According to Hwang et al. (2004), accessing CDSS in a computer by medical practitioners is not a smooth process for actual usage/implementation. Hwang et al. (2004) attributed the complexity of the process to the fact that in actual clinical settings, integrating CDSS with the routine work of clinicians will demand that the physicians “run back and forth from point of care to computer station to complete their diagnosis” (p. 240). This approach could be daunting considering the workload of average physicians. Moreover, the routine use of CDSS during consultation could alienate patients from the direct contact with their physicians.
When it comes to the use and adoption of technology, medical practitioners with experiential knowledge are more likely to override the decisions and advices presented by CDSS. For example, Dowding et al. (2009) noted that nurses are “less likely to use CDSS for telephone triage decisions that they feel they have experience in making” (p. 1160). These attitudes of medical practitioners towards CDSS often impede their overall acceptance and adoption in clinical practice.
Acknowledging the fact that perceived usefulness of medical information is a function of its relevance, validity, and the effort involved in searching for it, Sintchenko et al. (2004) noted that physicians often “choose not to use available evidence at the time of decision making but rely on what they know and choose the strategy requiring least effort” (p. 75). Hence clinicians’ attitudes and the environment in which decisions are made influence the overall acceptance and adoption of decision support tools (Sintchenko et al., 2004; Toth-Pal et al., 2008). It is therefore recommended that the development and deployment of the CDSS should fit the workflow of clinicians so as to ensure that the system is enabling without constraining (Ash, Gorman, Lavelle, & Payne, 2003; Bonney, 2009).
6. Discussion and conclusion
In a qualitative study conducted to explore general practitioners’ (GPs) handling of a CDSS during the implementation process, Toth-Pal et al. (2008) found that despite their benefits in medicine, CDSS are rarely used in clinical practice.
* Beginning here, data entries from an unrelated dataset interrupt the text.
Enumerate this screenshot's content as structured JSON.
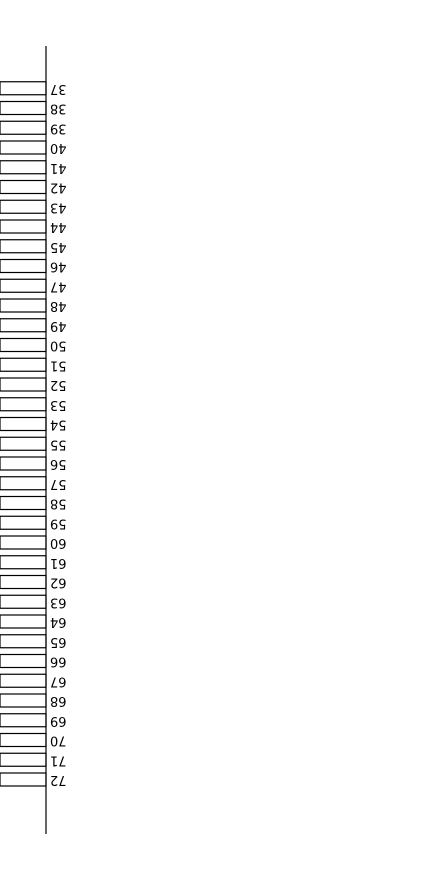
{
  "chart_data": {
    "type": "bar",
    "orientation": "horizontal",
    "rendering": "rotated-180",
    "categories": [
      "37",
      "38",
      "39",
      "40",
      "41",
      "42",
      "43",
      "44",
      "45",
      "46",
      "47",
      "48",
      "49",
      "50",
      "51",
      "52",
      "53",
      "54",
      "55",
      "56",
      "57",
      "58",
      "59",
      "60",
      "61",
      "62",
      "63",
      "64",
      "65",
      "66",
      "67",
      "68",
      "69",
      "70",
      "71",
      "72"
    ],
    "series": [
      {
        "values": [
          1,
          1,
          1,
          1,
          1,
          1,
          1,
          1,
          1,
          1,
          1,
          1,
          1,
          1,
          1,
          1,
          1,
          1,
          1,
          1,
          1,
          1,
          1,
          1,
          1,
          1,
          1,
          1,
          1,
          1,
          1,
          1,
          1,
          1,
          1,
          1
        ]
      }
    ],
    "title": "",
    "xlabel": "",
    "ylabel": "",
    "grid": false,
    "legend": "none",
    "colors": {
      "bar_fill": "#ffffff",
      "bar_stroke": "#000000",
      "axis": "#000000",
      "text": "#000000"
    }
  }
}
Toth-Pal et al. (2008) attributed CDSS barriers to “limited computer skills, shortage of time during consultation, problems with interpreting the recommendations given, and the GPs’ concerns about patient reactions” (p. 40).
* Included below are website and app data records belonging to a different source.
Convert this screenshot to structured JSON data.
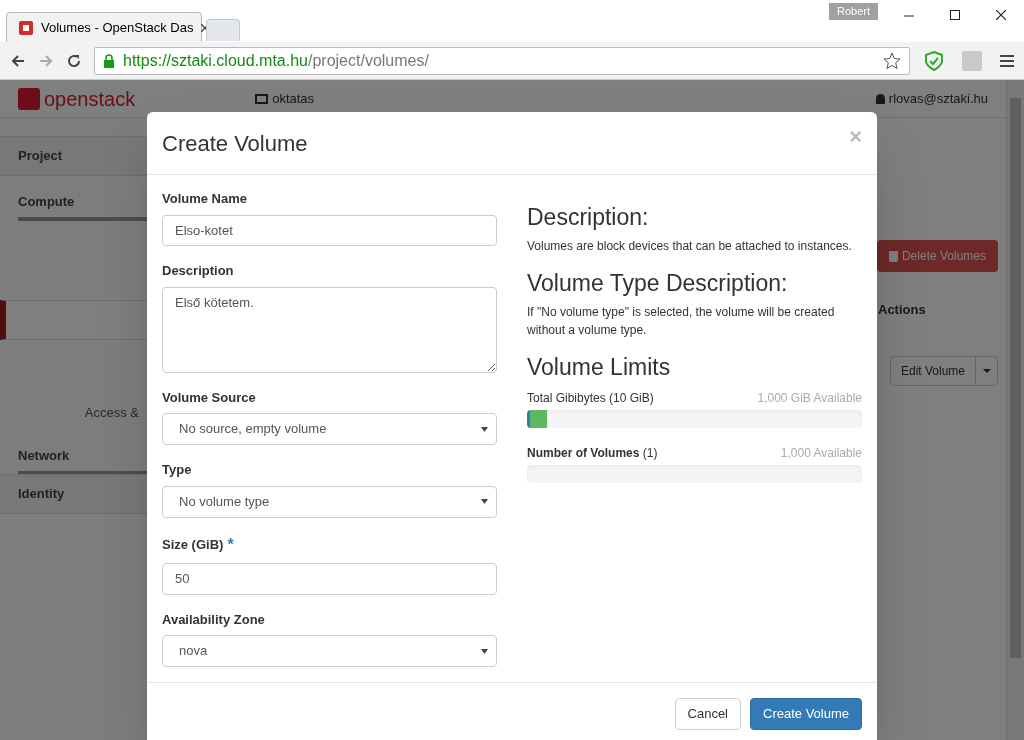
{
  "browser": {
    "user": "Robert",
    "tabs": [
      {
        "title": "Volumes - OpenStack Das",
        "selected": true
      },
      {
        "selected": false
      }
    ],
    "url_host": "https://sztaki.cloud.mta.hu",
    "url_path": "/project/volumes/"
  },
  "header": {
    "logo": "openstack",
    "project": "oktatas",
    "user": "rlovas@sztaki.hu"
  },
  "sidebar": {
    "items": [
      {
        "label": "Project",
        "kind": "panel"
      },
      {
        "label": "Compute",
        "kind": "section"
      },
      {
        "kind": "active"
      },
      {
        "label": "Access &",
        "kind": "link"
      },
      {
        "label": "Network",
        "kind": "section"
      },
      {
        "label": "Identity",
        "kind": "panel"
      }
    ]
  },
  "page": {
    "delete_button": "Delete Volumes",
    "actions_heading": "Actions",
    "edit_button": "Edit Volume"
  },
  "modal": {
    "title": "Create Volume",
    "close": "×",
    "fields": [
      {
        "label": "Volume Name",
        "kind": "text",
        "value": "Elso-kotet"
      },
      {
        "label": "Description",
        "kind": "textarea",
        "value": "Első kötetem."
      },
      {
        "label": "Volume Source",
        "kind": "select",
        "value": "No source, empty volume"
      },
      {
        "label": "Type",
        "kind": "select",
        "value": "No volume type"
      },
      {
        "label": "Size (GiB)",
        "kind": "text",
        "value": "50",
        "required_mark": "*"
      },
      {
        "label": "Availability Zone",
        "kind": "select",
        "value": "nova"
      }
    ],
    "help": [
      {
        "heading": "Description:",
        "text": "Volumes are block devices that can be attached to instances."
      },
      {
        "heading": "Volume Type Description:",
        "text": "If \"No volume type\" is selected, the volume will be created without a volume type."
      }
    ],
    "limits_heading": "Volume Limits",
    "limits": [
      {
        "label": "Total Gibibytes (10 GiB)",
        "available": "1,000 GiB Available",
        "segments": [
          {
            "kind": "used",
            "level": 0.01
          },
          {
            "kind": "requested",
            "level": 0.05
          }
        ]
      },
      {
        "label": "**Number of Volumes** (1)",
        "available": "1,000 Available"
      }
    ],
    "buttons": [
      {
        "label": "Cancel",
        "kind": "default"
      },
      {
        "label": "Create Volume",
        "kind": "primary"
      }
    ]
  }
}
Moreover, in an analysis of 70 randomized controlled trial, Kawamoto et al. (2005) found that successful implementation of CDSS should “(a) provide decision support automatically as part of clinician workflow, (b) deliver decision support at the time and location of decision making, (c) provide actionable recommendations, and (d) use a computer to generate the decision support” (p. 771). These four recommendations seem to support the overall use of CDSS in improving the quality of clinical care. They also make it easier for clinicians to use CDSS thereby minimising the effort required by clinicians to receive and act on system recommendations (Kawamoto et al., 2005). The development of CDSS should also utilize health information standards so as to ensure its interoperability with other legacy systems and support distributed computing (Bonney, 2009).
This research has the potential to benefit healthcare providers and stakeholders in determining the significant impacts and risks of adopting CDSS in medical practice. With the impacts and risks presented in the paper, it is evident that the appropriate use CDSS with emerging technologies could enhance the adoption and acceptance rate of CDSS in clinical practice. Future research should therefore focus on how to integrate Business Intelligence (BI) into CDSS. This is because BI is emerging as the new frontier in data mining that will facilitate the extraction of both structured and unstructured datasets. It is also important that future research promote the rigorous testing of CDSS to provide high quality evidence about their clinical and economic impacts on healthcare delivery (Pearson et al., 2009).